[Data extracted from a collection]
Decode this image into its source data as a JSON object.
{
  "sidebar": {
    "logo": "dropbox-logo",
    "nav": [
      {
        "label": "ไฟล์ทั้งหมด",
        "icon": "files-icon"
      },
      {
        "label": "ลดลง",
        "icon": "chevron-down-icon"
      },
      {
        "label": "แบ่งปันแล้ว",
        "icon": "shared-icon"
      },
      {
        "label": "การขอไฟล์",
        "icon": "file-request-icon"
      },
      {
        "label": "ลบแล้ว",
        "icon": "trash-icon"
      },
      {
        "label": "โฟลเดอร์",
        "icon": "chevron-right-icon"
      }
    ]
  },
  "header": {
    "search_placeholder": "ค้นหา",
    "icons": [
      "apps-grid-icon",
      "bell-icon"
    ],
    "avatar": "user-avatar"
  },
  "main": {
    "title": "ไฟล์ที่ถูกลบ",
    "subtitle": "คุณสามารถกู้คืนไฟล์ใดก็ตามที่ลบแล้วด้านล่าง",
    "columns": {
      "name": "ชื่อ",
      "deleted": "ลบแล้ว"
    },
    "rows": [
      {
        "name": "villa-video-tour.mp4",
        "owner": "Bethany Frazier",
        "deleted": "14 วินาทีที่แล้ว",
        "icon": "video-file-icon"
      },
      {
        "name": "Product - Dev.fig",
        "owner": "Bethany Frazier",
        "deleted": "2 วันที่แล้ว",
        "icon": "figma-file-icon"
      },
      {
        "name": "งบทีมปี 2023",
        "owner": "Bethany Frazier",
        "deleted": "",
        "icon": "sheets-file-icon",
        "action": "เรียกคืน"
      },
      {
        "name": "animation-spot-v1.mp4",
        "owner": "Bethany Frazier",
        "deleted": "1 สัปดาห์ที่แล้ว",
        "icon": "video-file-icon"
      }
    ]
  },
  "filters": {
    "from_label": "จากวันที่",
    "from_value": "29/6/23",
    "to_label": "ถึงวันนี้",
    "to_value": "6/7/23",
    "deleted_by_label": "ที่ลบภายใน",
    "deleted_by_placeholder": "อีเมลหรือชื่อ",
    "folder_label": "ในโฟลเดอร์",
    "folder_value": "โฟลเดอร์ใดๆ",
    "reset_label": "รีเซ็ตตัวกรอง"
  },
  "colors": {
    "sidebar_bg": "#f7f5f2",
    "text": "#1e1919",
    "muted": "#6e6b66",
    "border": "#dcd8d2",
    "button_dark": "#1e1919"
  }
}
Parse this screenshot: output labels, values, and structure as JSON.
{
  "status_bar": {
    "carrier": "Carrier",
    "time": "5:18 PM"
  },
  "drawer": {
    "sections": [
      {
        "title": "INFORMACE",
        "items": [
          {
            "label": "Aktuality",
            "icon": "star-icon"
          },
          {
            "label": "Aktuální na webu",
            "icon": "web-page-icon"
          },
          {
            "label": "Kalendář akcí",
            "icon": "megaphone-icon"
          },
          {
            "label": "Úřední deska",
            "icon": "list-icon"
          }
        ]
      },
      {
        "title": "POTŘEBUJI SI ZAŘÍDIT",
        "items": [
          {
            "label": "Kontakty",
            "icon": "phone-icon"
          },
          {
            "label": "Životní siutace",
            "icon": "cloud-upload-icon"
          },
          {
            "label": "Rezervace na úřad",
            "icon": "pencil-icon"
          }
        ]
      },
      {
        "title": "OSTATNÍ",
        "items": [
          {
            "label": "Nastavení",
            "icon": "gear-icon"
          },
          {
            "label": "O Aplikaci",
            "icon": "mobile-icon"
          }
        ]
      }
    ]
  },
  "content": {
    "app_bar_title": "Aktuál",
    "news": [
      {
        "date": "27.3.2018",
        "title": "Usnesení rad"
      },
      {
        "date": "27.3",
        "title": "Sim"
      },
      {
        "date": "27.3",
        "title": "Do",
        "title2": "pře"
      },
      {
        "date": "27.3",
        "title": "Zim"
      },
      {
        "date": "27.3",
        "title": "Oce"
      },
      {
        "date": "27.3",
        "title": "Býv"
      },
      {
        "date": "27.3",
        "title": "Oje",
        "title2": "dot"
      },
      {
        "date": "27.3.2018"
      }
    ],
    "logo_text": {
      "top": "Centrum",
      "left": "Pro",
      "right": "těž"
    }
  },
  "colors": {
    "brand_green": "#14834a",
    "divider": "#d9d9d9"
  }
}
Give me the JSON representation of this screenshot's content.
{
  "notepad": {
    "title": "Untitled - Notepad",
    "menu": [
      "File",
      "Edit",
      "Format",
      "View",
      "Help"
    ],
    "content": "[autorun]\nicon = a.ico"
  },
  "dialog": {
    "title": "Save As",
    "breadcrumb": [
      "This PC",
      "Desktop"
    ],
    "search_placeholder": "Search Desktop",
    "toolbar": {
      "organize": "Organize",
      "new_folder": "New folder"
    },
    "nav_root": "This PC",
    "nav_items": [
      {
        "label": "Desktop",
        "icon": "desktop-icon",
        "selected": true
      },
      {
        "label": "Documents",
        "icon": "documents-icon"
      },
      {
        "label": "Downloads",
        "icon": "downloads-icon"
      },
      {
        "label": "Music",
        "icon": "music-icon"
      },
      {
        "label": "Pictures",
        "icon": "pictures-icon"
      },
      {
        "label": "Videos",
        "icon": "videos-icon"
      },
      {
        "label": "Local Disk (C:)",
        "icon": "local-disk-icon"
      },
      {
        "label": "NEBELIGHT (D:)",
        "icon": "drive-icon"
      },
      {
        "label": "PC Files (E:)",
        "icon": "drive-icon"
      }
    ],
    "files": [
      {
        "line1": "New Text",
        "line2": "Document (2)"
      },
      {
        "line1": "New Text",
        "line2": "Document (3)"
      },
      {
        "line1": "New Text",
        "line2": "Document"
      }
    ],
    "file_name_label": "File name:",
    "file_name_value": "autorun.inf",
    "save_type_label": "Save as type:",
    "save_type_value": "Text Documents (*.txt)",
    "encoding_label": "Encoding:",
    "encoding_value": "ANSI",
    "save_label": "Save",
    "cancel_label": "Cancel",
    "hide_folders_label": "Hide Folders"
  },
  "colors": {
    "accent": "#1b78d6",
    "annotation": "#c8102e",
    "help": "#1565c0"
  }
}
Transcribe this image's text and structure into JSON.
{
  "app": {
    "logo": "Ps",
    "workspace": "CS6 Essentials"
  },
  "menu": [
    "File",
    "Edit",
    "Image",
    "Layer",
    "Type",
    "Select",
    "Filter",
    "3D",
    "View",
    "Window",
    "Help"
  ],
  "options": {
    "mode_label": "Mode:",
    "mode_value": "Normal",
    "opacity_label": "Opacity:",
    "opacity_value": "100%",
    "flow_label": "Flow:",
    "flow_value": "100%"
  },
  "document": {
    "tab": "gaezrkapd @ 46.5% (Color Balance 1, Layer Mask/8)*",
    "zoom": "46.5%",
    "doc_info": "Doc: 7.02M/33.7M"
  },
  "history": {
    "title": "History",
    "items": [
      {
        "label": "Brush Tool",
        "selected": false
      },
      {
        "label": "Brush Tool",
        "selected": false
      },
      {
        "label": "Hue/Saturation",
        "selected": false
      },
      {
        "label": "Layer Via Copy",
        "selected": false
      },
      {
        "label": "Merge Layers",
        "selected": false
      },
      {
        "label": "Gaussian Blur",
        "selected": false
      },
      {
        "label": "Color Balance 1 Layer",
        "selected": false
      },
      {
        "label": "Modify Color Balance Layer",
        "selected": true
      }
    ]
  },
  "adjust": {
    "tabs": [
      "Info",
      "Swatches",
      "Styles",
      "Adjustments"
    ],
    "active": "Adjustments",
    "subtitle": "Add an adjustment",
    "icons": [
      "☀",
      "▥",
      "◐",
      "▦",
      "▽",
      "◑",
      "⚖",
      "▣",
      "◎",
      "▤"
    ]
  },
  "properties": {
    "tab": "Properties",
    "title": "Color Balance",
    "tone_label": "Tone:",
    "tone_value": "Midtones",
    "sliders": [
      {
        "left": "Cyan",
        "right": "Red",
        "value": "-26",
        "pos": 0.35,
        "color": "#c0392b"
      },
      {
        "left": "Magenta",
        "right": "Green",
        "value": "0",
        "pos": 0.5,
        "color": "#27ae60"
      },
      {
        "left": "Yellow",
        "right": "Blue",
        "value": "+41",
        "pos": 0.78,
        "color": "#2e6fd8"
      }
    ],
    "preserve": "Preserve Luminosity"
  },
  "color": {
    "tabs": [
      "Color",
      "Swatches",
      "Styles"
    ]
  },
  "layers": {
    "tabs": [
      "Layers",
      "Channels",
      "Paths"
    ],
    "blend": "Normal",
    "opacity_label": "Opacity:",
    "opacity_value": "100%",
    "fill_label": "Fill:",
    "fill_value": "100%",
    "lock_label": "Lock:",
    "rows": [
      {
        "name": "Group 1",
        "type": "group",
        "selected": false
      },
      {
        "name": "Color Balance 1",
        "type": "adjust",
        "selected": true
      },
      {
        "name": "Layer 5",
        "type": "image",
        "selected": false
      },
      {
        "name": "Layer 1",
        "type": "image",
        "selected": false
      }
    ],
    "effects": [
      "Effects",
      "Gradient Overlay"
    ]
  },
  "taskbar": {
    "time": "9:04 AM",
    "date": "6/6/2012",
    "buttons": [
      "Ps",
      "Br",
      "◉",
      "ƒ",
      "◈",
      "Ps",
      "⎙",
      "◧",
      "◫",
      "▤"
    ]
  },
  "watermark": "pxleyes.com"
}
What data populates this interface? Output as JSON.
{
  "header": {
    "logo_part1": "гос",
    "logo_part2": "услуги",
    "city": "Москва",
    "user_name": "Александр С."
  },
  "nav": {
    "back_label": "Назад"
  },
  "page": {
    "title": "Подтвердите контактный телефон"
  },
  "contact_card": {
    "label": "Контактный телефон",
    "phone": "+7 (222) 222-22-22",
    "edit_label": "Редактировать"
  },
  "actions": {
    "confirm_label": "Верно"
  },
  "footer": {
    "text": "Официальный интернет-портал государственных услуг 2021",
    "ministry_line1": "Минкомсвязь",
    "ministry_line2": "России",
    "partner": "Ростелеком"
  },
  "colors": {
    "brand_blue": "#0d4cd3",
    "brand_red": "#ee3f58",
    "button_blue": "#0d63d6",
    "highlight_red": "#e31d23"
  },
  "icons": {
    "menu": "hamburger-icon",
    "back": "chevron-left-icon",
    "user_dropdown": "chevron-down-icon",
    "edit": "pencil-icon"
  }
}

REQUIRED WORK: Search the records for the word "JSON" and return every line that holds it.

ANSWER FOR THIS EXERCISE:
Decode this image into its source data as a JSON object.
Parse this screenshot: output labels, values, and structure as JSON.
Give me the JSON representation of this screenshot's content.
Transcribe this image's text and structure into JSON.
What data populates this interface? Output as JSON.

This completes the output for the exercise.